Give the listing again, word for word, and let no picture into it.

◆ ◆ ◆ ◆

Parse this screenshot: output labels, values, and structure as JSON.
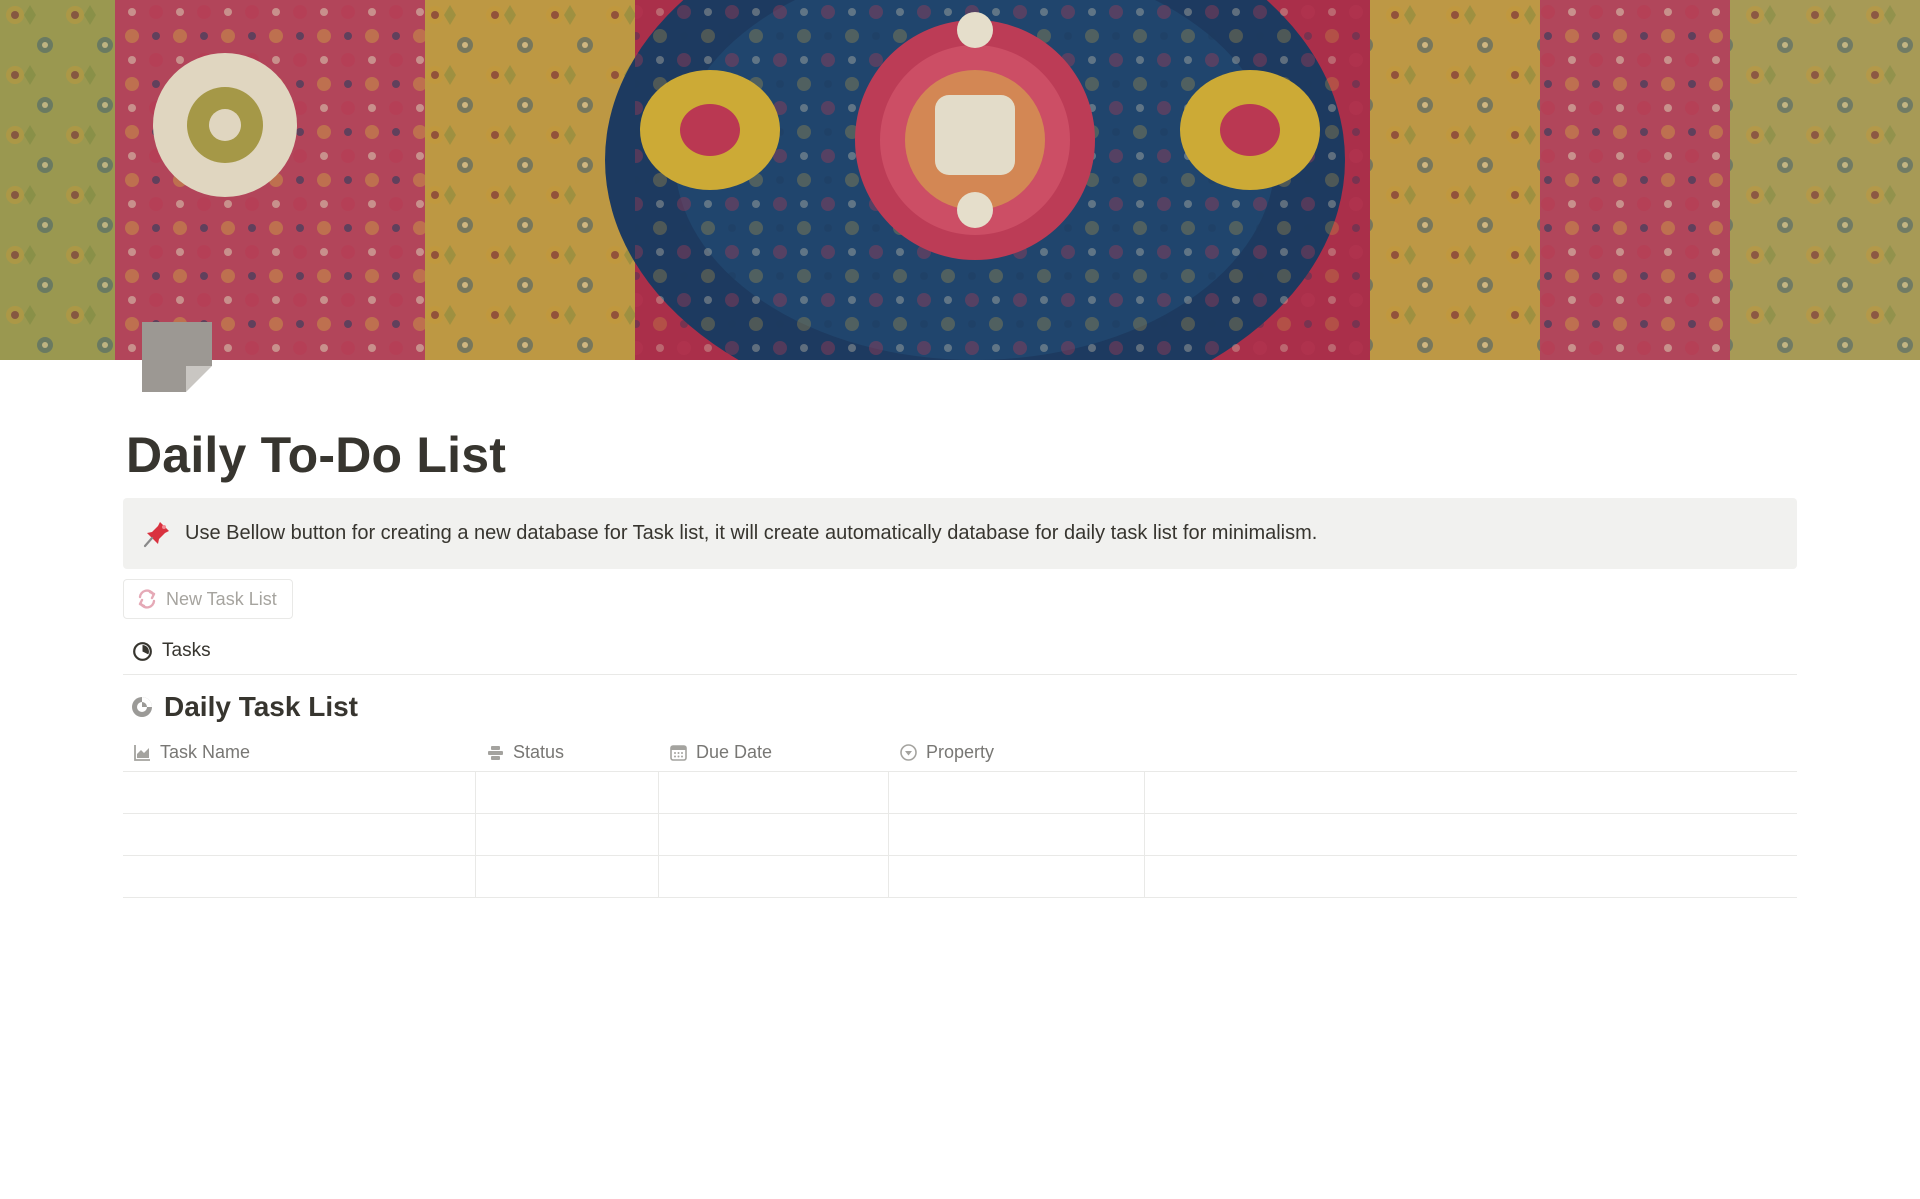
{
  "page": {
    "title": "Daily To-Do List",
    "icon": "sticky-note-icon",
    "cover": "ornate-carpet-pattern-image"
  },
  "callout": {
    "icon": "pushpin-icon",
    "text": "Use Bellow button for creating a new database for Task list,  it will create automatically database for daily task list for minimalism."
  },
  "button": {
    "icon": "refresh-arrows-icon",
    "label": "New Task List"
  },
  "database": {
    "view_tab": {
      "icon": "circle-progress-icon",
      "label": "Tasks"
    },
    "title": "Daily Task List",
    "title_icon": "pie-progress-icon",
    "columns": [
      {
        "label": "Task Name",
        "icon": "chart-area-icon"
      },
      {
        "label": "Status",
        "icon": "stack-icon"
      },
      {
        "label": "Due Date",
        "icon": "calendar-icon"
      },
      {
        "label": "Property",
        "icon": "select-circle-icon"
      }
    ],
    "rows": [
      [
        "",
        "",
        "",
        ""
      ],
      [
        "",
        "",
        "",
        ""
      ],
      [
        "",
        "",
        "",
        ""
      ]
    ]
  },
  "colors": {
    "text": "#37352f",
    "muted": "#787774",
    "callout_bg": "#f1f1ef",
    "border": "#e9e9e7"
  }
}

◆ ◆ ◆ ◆

__TASK RESULT__.
Parse this screenshot: output labels, values, and structure as JSON.
{
  "page": {
    "title": "Daily To-Do List",
    "icon": "sticky-note-icon",
    "cover": "ornate-carpet-pattern-image"
  },
  "callout": {
    "icon": "pushpin-icon",
    "text": "Use Bellow button for creating a new database for Task list,  it will create automatically database for daily task list for minimalism."
  },
  "button": {
    "icon": "refresh-arrows-icon",
    "label": "New Task List"
  },
  "database": {
    "view_tab": {
      "icon": "circle-progress-icon",
      "label": "Tasks"
    },
    "title": "Daily Task List",
    "title_icon": "pie-progress-icon",
    "columns": [
      {
        "label": "Task Name",
        "icon": "chart-area-icon"
      },
      {
        "label": "Status",
        "icon": "stack-icon"
      },
      {
        "label": "Due Date",
        "icon": "calendar-icon"
      },
      {
        "label": "Property",
        "icon": "select-circle-icon"
      }
    ],
    "rows": [
      [
        "",
        "",
        "",
        ""
      ],
      [
        "",
        "",
        "",
        ""
      ],
      [
        "",
        "",
        "",
        ""
      ]
    ]
  },
  "colors": {
    "text": "#37352f",
    "muted": "#787774",
    "callout_bg": "#f1f1ef",
    "border": "#e9e9e7"
  }
}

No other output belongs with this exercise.